As in Russia, the exchange rate in Ukraine has dropped sharply since the August 1998 financial crisis. The hryvnya, which was trading at US$1 = 2.1 in August 1998, had fallen to US$1 = 5.6 on June 9. But despite this depreciation inflation has remained under control. Year-on-year consumer price inflation, which was 7 percent in August 1998, has remained below 30 percent since then. This is despite the fact that consumer price inflation in Russia–Ukraine’s largest trading partner–had risen to 127 percent in mid-1999, and that world energy prices have risen sharply since then. Although Ukrainian inflation in year-on-year terms was running at 29 percent during April-May, monthly inflation rates are now moderating. Consumer prices rose only 1.7 percent in March and 2.1 percent in April. This stands in sharp contrast with the 4.6 percent increase in consumer prices reported in January.

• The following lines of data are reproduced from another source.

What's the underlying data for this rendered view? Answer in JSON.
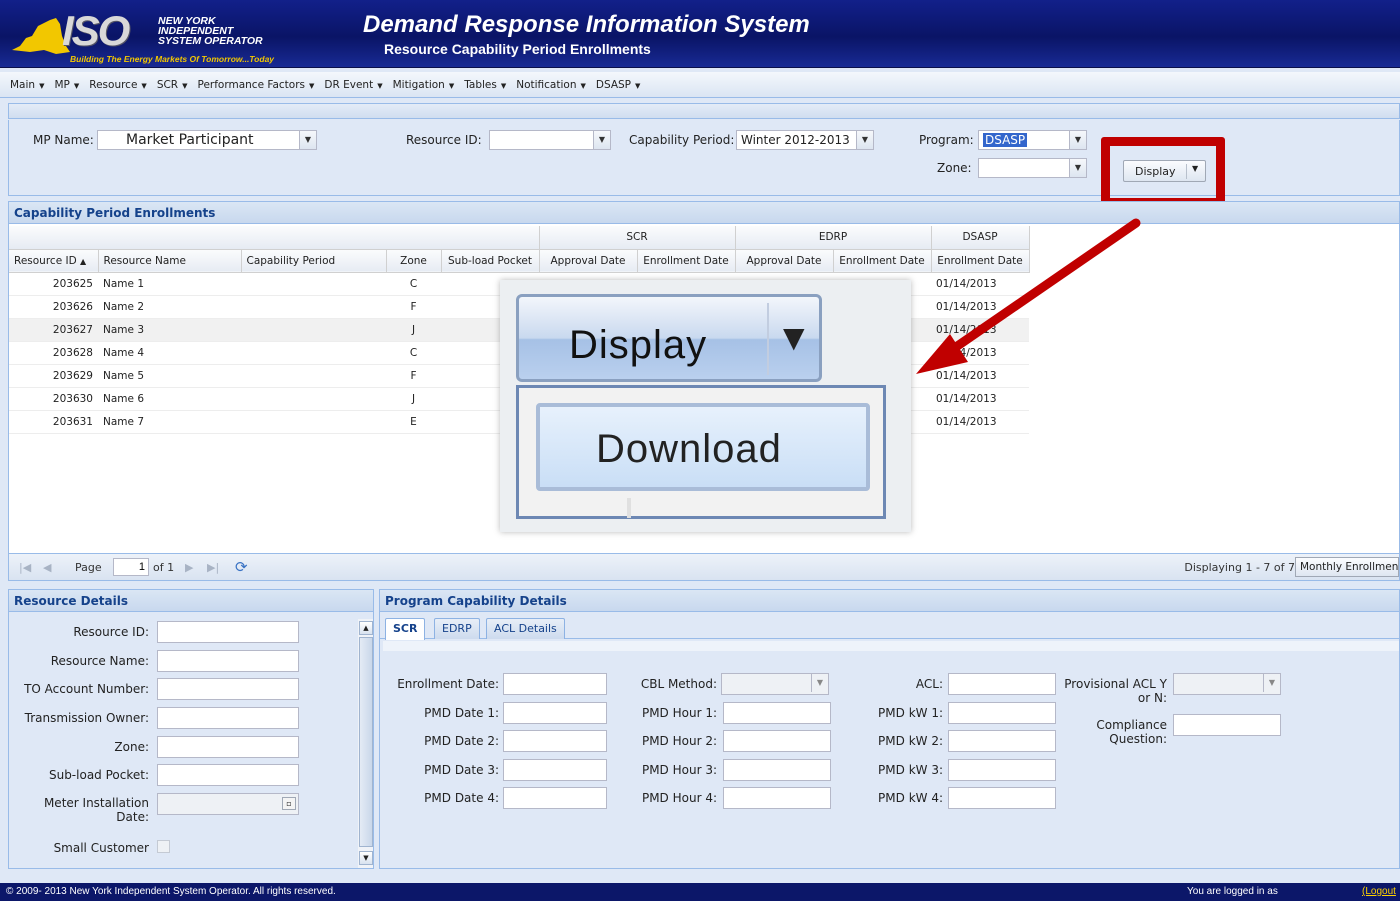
{
  "header": {
    "logo_text": "ISO",
    "logo_name_lines": [
      "NEW YORK",
      "INDEPENDENT",
      "SYSTEM OPERATOR"
    ],
    "logo_tagline": "Building The Energy Markets Of Tomorrow...Today",
    "title": "Demand Response Information System",
    "subtitle": "Resource Capability Period Enrollments"
  },
  "menu": [
    "Main",
    "MP",
    "Resource",
    "SCR",
    "Performance Factors",
    "DR Event",
    "Mitigation",
    "Tables",
    "Notification",
    "DSASP"
  ],
  "filters": {
    "mp_name_label": "MP Name:",
    "mp_name_value": "Market Participant",
    "resource_id_label": "Resource ID:",
    "resource_id_value": "",
    "capability_period_label": "Capability Period:",
    "capability_period_value": "Winter 2012-2013",
    "program_label": "Program:",
    "program_value": "DSASP",
    "zone_label": "Zone:",
    "zone_value": "",
    "display_button": "Display"
  },
  "grid": {
    "title": "Capability Period Enrollments",
    "group_headers": [
      "SCR",
      "EDRP",
      "DSASP"
    ],
    "columns": [
      "Resource ID",
      "Resource Name",
      "Capability Period",
      "Zone",
      "Sub-load Pocket",
      "Approval Date",
      "Enrollment Date",
      "Approval Date",
      "Enrollment Date",
      "Enrollment Date"
    ],
    "rows": [
      [
        "203625",
        "Name 1",
        "",
        "C",
        "",
        "",
        "",
        "",
        "",
        "01/14/2013"
      ],
      [
        "203626",
        "Name 2",
        "",
        "F",
        "",
        "",
        "",
        "",
        "",
        "01/14/2013"
      ],
      [
        "203627",
        "Name 3",
        "",
        "J",
        "",
        "",
        "",
        "",
        "",
        "01/14/2013"
      ],
      [
        "203628",
        "Name 4",
        "",
        "C",
        "",
        "",
        "",
        "",
        "",
        "01/14/2013"
      ],
      [
        "203629",
        "Name 5",
        "",
        "F",
        "",
        "",
        "",
        "",
        "",
        "01/14/2013"
      ],
      [
        "203630",
        "Name 6",
        "",
        "J",
        "",
        "",
        "",
        "",
        "",
        "01/14/2013"
      ],
      [
        "203631",
        "Name 7",
        "",
        "E",
        "",
        "",
        "",
        "",
        "",
        "01/14/2013"
      ]
    ]
  },
  "pager": {
    "page_label": "Page",
    "page_value": "1",
    "of_label": "of 1",
    "status": "Displaying 1 - 7 of 7",
    "monthly_button": "Monthly Enrollment"
  },
  "resource_details": {
    "title": "Resource Details",
    "labels": [
      "Resource ID:",
      "Resource Name:",
      "TO Account Number:",
      "Transmission Owner:",
      "Zone:",
      "Sub-load Pocket:",
      "Meter Installation Date:",
      "Small Customer"
    ]
  },
  "program_details": {
    "title": "Program Capability Details",
    "tabs": [
      "SCR",
      "EDRP",
      "ACL Details"
    ],
    "col1": [
      "Enrollment Date:",
      "PMD Date 1:",
      "PMD Date 2:",
      "PMD Date 3:",
      "PMD Date 4:"
    ],
    "col2": [
      "CBL Method:",
      "PMD Hour 1:",
      "PMD Hour 2:",
      "PMD Hour 3:",
      "PMD Hour 4:"
    ],
    "col3": [
      "ACL:",
      "PMD kW 1:",
      "PMD kW 2:",
      "PMD kW 3:",
      "PMD kW 4:"
    ],
    "provisional_acl_label": "Provisional ACL Y or N:",
    "compliance_label": "Compliance Question:"
  },
  "callout": {
    "display_label": "Display",
    "download_label": "Download"
  },
  "footer": {
    "copyright": "© 2009- 2013 New York Independent System Operator. All rights reserved.",
    "logged_in": "You are logged in as",
    "logout": "(Logout"
  },
  "colors": {
    "header_bg": "#0a1466",
    "highlight": "#c00000",
    "panel_title": "#15428b",
    "panel_bg": "#dfe8f6"
  }
}
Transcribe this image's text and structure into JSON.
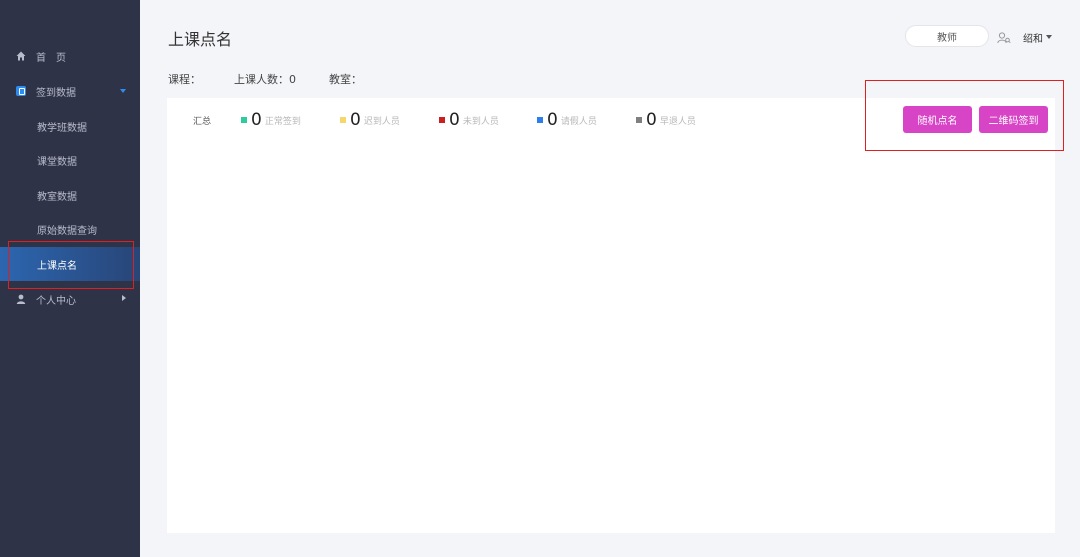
{
  "sidebar": {
    "items": [
      {
        "label": "首　页",
        "icon": "house-icon"
      },
      {
        "label": "签到数据",
        "icon": "data-icon"
      },
      {
        "label": "教学班数据"
      },
      {
        "label": "课堂数据"
      },
      {
        "label": "教室数据"
      },
      {
        "label": "原始数据查询"
      },
      {
        "label": "上课点名"
      },
      {
        "label": "个人中心",
        "icon": "person-icon"
      }
    ]
  },
  "header": {
    "title": "上课点名",
    "role": "教师",
    "user": "绍和"
  },
  "info": {
    "course": "课程：",
    "count": "上课人数：0",
    "room": "教室："
  },
  "summary": {
    "label": "汇总",
    "stats": [
      {
        "value": "0",
        "label": "正常签到",
        "color": "#2ecc9a"
      },
      {
        "value": "0",
        "label": "迟到人员",
        "color": "#f5d76e"
      },
      {
        "value": "0",
        "label": "未到人员",
        "color": "#cc1f1f"
      },
      {
        "value": "0",
        "label": "请假人员",
        "color": "#2d7ff0"
      },
      {
        "value": "0",
        "label": "早退人员",
        "color": "#808080"
      }
    ]
  },
  "actions": {
    "random": "随机点名",
    "qrcode": "二维码签到"
  },
  "colors": {
    "sidebar": "#2f3348",
    "active": "#2c66b0",
    "button": "#d844c6",
    "highlight": "#e02020"
  }
}
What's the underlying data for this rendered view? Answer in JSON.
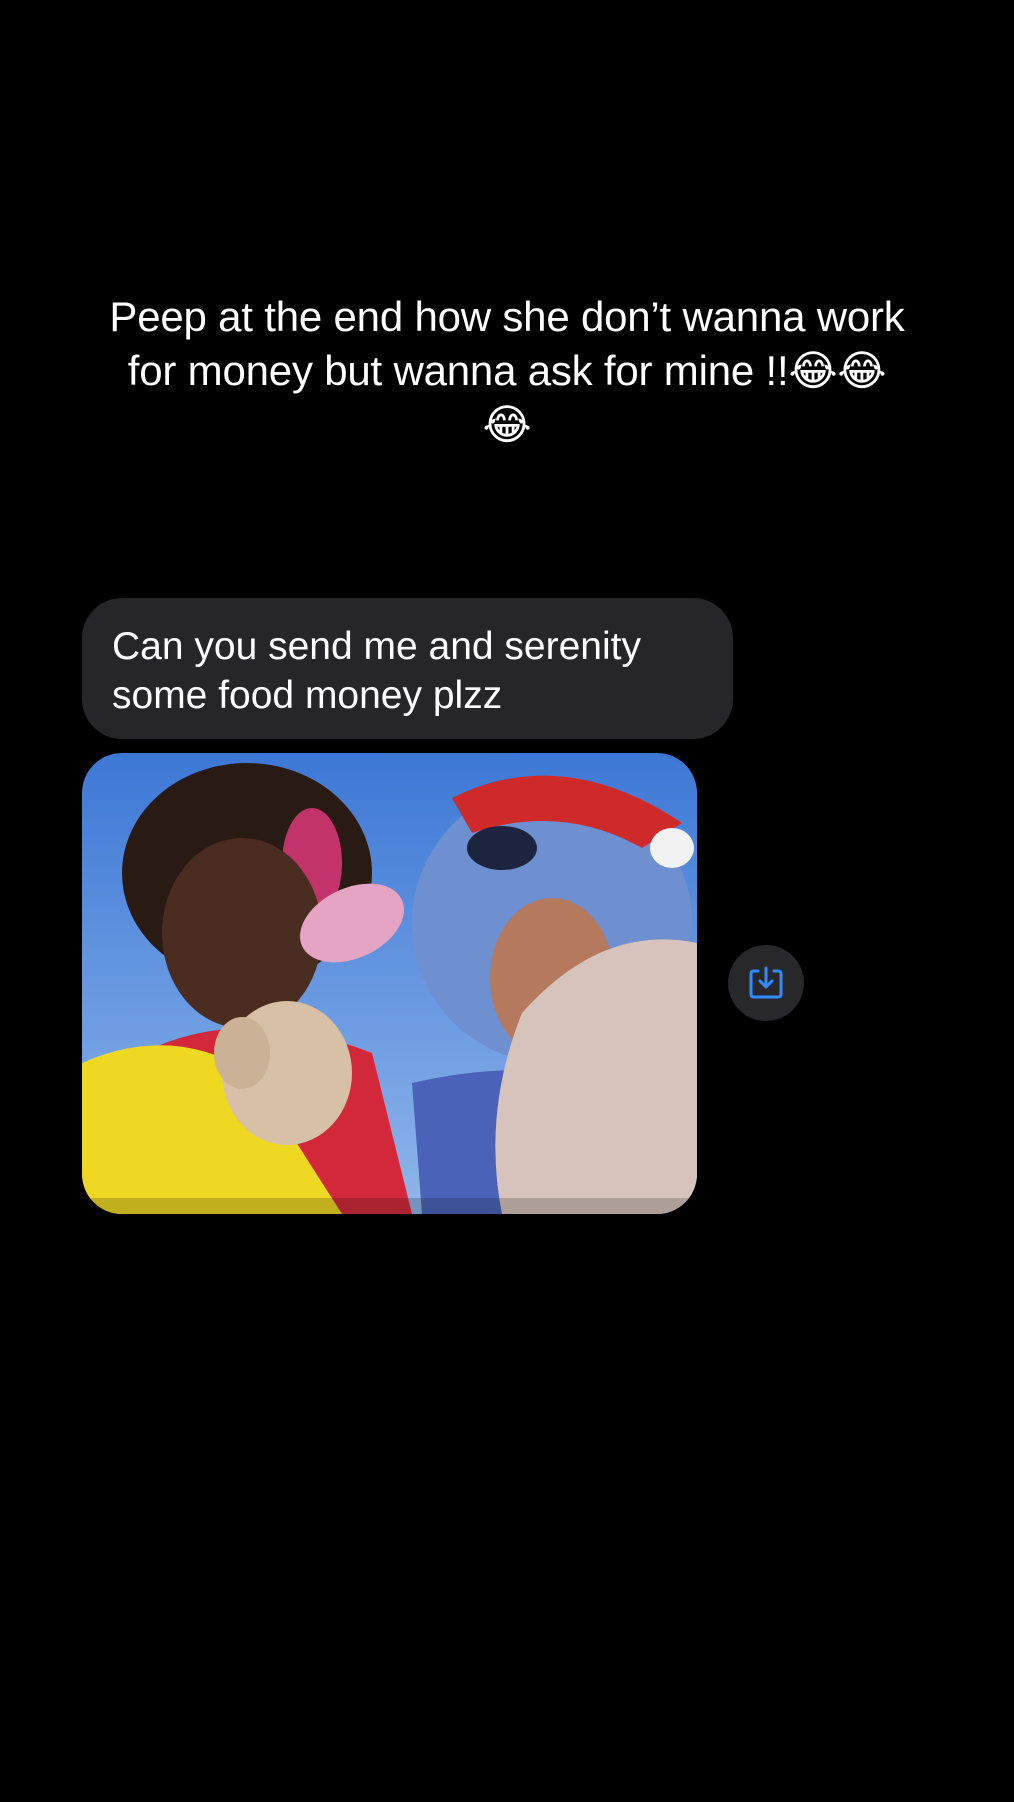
{
  "caption": {
    "text": "Peep at the end how she don’t wanna work for money but wanna ask for mine !!😂😂😂"
  },
  "message": {
    "text": "Can you send me and serenity some food money plzz"
  },
  "attachment": {
    "kind": "photo",
    "save_icon": "save-to-device-icon"
  },
  "colors": {
    "background": "#000000",
    "bubble": "#262628",
    "accent": "#2f8cff"
  }
}
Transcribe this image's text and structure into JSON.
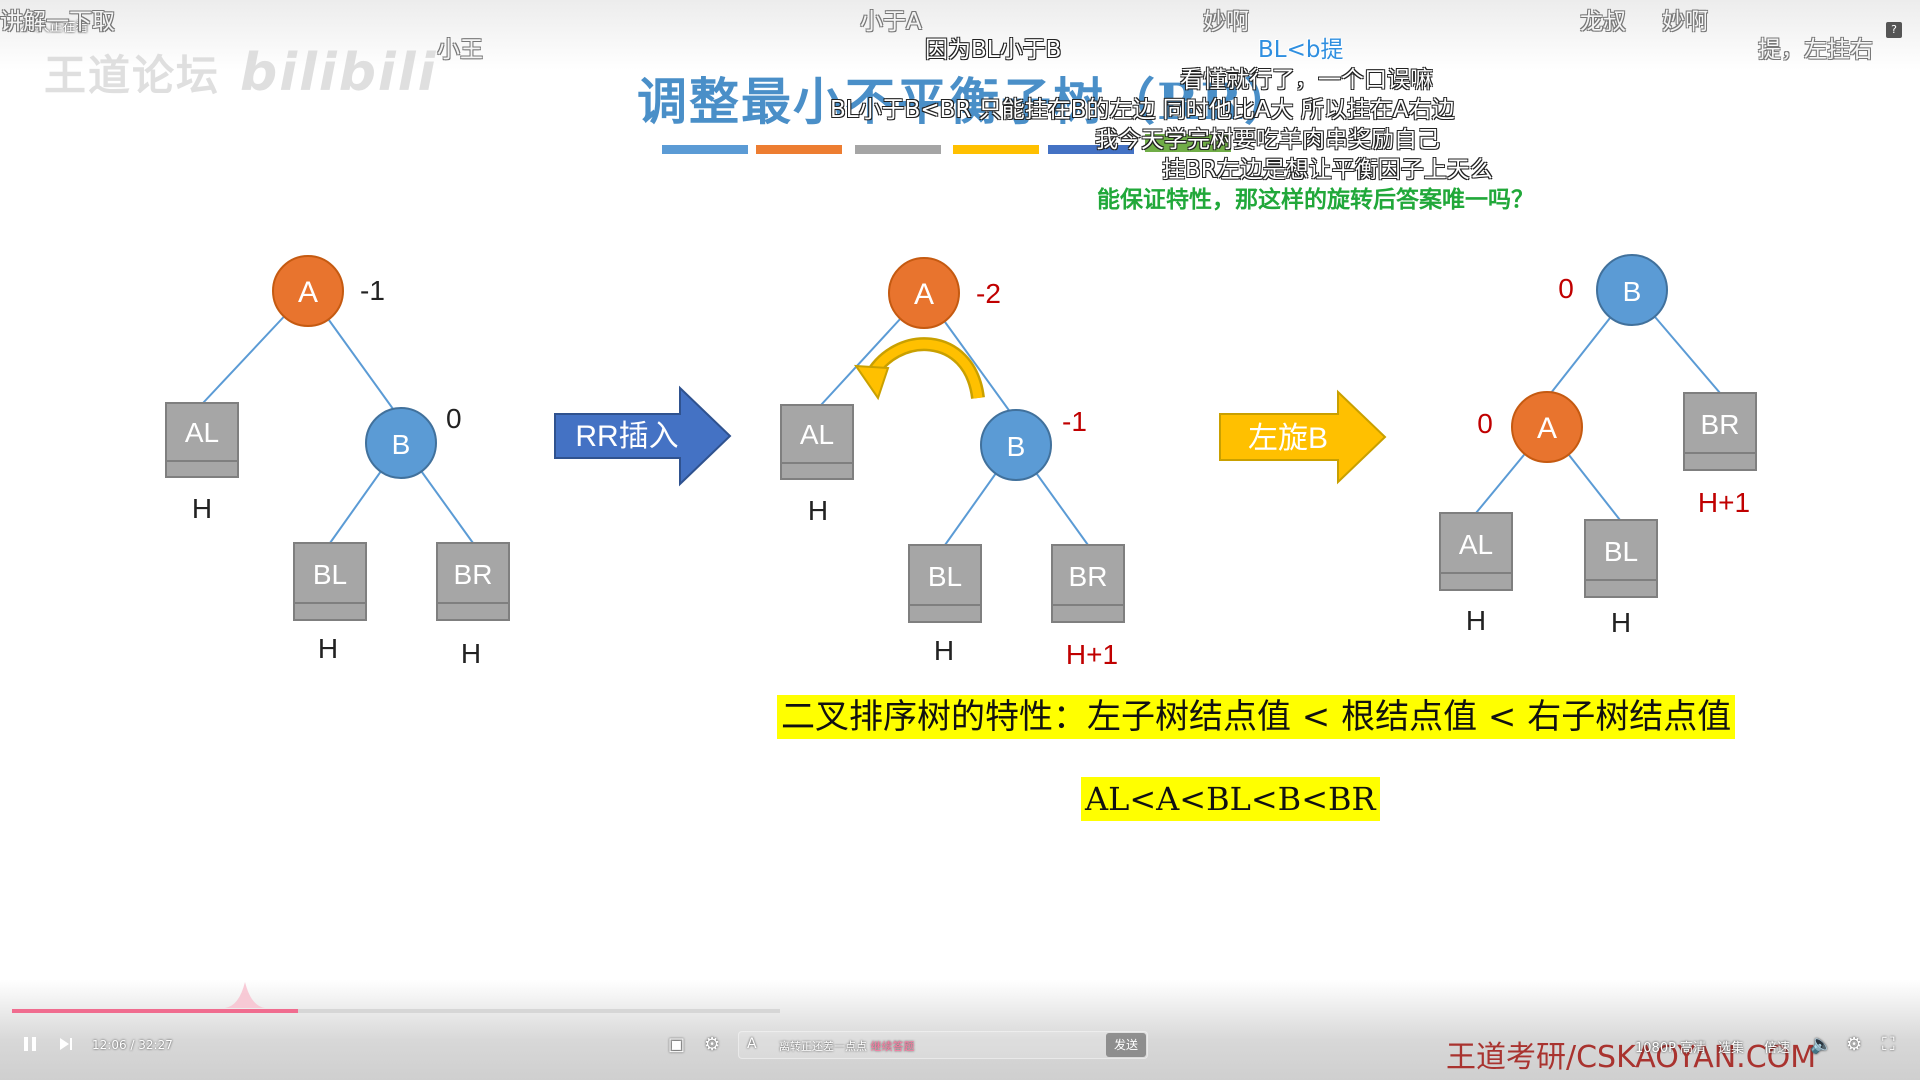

Ukraine’s inflation trends during 2000 result from three key factors: the hryvnya’s on-going devaluation (the exchange rate was at US$1 = 4.5 hryvnya as recently as October 1999), drastic increases in fuel prices (due both to rising world oil prices and domestic fuel shortages, due in part to temporary stoppages in Russian gas exports to Ukraine), and a loosening of Ukraine’s monetary policies ahead of the presidential election in November. Officially, Moscow’s cut-offs were a response to Ukraine’s past record of nonpayment for oil and gas deliveries. In reality, these stoppages were also a method to pressure Kyiv into accepting debt-equity swaps which would transfer ownership in some of Ukraine’s most attractive enterprises to Russian energy companies.
Despite these improving trends, year-on-year inflation rates are unlikely to drop below 20 percent before 2001. Beyond this, the ongoing liberalization of prices for key utility services, and the hryvnya’s anticipated downward trend needed to keep Ukraine’s trade balance in line, could well keep inflation in double digits through 2003. Still, compared to the high inflation rates which dogged Russia during much of 1998-1999, Ukraine’s inflation performance looks quite impressive.
A possible relaxation of fiscal and monetary policies in the second half of 2000, in response to growing social pressures regarding payments of wage and pension arrears, poses a possible risk to this scenario. Inflation could also accelerate if the government fails to reach an agreement on external financial support with the IMF, and the National Bank prints money in order to generate the cash needed to make debt-service payments due in 2000.
NATO-UKRAINE COOPERATION ADVANCING.